(Dataset records)

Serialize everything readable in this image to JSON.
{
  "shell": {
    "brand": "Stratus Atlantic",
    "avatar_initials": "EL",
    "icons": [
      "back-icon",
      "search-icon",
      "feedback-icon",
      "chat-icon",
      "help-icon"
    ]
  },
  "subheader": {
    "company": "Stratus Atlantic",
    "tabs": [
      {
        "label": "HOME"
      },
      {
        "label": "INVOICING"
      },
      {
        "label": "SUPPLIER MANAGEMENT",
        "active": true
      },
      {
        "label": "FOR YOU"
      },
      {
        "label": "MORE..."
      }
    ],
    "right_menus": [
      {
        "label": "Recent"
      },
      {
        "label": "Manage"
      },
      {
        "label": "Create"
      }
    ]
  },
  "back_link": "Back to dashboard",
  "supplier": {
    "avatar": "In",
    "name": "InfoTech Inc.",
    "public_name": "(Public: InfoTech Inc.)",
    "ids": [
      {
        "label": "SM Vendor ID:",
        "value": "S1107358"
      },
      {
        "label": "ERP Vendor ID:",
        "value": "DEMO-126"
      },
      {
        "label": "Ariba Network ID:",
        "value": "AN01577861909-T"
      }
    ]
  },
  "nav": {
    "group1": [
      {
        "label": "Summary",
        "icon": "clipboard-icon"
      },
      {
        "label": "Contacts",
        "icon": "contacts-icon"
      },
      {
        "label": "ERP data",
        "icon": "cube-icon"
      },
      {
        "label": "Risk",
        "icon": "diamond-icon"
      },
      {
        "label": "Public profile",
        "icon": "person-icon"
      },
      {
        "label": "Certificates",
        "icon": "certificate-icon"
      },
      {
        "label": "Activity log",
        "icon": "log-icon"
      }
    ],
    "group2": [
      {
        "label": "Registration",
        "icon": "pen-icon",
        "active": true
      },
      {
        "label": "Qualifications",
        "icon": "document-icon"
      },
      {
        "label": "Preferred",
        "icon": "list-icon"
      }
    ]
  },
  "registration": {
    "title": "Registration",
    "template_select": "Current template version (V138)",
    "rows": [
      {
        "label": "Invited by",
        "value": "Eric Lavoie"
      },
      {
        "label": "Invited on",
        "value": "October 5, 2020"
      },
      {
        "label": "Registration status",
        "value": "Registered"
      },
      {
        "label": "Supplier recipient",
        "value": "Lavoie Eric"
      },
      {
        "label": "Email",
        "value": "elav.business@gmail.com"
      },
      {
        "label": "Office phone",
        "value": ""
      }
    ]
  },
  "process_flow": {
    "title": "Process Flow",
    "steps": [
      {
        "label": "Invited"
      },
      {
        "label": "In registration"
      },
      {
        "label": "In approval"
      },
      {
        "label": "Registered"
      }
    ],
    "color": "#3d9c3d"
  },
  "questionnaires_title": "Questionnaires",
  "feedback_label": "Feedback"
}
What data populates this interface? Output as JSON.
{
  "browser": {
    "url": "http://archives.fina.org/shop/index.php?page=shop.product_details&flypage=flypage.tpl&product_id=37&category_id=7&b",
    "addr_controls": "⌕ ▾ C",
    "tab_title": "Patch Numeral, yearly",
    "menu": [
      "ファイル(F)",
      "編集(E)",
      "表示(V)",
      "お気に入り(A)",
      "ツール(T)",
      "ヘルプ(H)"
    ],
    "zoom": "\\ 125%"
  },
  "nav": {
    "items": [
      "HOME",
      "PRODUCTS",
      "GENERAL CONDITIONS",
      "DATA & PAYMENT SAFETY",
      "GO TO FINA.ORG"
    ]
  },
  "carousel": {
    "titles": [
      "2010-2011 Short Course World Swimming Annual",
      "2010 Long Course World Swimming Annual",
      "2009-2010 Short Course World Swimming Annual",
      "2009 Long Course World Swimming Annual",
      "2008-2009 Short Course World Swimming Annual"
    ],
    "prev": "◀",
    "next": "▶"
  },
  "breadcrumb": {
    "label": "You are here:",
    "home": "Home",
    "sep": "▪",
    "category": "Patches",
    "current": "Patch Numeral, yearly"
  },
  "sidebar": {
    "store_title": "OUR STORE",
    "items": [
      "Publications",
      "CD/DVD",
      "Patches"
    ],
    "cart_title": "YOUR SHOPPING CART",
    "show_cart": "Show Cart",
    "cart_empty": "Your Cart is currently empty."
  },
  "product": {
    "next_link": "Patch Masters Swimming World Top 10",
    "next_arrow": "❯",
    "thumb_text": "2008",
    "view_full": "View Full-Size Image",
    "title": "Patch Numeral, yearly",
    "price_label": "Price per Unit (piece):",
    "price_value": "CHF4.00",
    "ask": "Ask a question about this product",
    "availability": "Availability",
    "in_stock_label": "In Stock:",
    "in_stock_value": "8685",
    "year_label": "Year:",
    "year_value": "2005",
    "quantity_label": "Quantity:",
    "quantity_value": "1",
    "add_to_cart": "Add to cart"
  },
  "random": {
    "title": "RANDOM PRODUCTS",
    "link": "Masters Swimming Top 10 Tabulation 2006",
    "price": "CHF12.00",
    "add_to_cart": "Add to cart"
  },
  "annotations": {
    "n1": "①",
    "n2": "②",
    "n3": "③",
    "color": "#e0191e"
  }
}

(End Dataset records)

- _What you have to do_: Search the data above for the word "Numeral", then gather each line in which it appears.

- _Completed task_:
    "tab_title": "Patch Numeral, yearly",
    "current": "Patch Numeral, yearly"
    "title": "Patch Numeral, yearly",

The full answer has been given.